### Problem statement
Pull every line holding the string "JSON" from the records below.

### Material for this task
====================

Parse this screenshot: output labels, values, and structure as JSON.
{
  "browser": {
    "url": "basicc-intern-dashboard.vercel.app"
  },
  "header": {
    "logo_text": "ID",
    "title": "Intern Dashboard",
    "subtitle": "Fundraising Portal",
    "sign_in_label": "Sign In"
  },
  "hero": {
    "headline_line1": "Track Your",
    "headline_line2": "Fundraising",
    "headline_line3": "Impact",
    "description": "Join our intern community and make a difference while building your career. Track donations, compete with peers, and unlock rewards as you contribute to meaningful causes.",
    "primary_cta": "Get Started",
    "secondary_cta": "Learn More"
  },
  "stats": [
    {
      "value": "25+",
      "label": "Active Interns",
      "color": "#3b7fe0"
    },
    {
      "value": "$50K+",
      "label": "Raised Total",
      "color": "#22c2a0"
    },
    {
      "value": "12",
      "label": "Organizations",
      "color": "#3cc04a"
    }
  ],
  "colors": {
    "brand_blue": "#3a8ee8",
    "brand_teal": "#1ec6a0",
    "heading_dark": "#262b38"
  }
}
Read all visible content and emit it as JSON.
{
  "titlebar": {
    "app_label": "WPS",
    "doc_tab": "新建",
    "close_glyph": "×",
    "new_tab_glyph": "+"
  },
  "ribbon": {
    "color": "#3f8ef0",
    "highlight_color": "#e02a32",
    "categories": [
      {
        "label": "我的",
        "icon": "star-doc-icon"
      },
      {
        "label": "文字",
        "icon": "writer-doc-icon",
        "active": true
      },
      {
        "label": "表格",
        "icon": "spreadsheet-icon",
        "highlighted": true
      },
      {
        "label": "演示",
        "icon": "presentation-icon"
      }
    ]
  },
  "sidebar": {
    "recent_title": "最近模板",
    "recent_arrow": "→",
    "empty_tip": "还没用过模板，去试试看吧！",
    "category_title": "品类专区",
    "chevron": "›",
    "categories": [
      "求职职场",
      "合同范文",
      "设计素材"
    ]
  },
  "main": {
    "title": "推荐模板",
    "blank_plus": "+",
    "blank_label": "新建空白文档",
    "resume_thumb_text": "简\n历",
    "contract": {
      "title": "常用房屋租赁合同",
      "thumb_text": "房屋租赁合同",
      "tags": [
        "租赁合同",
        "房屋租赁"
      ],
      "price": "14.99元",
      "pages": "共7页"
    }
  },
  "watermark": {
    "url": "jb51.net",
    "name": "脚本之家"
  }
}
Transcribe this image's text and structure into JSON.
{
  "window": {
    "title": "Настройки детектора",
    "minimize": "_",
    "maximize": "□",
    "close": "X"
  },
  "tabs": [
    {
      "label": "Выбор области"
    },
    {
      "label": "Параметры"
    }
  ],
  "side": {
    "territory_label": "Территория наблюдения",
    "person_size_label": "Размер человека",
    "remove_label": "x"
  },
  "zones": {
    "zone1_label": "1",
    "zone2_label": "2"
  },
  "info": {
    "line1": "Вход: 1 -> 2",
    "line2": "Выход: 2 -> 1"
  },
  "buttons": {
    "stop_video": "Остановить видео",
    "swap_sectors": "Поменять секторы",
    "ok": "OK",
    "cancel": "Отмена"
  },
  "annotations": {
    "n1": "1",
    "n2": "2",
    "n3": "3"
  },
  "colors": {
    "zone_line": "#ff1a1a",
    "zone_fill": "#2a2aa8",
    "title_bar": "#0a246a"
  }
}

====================

### Output
Parse this screenshot: output labels, values, and structure as JSON.
Read all visible content and emit it as JSON.
Transcribe this image's text and structure into JSON.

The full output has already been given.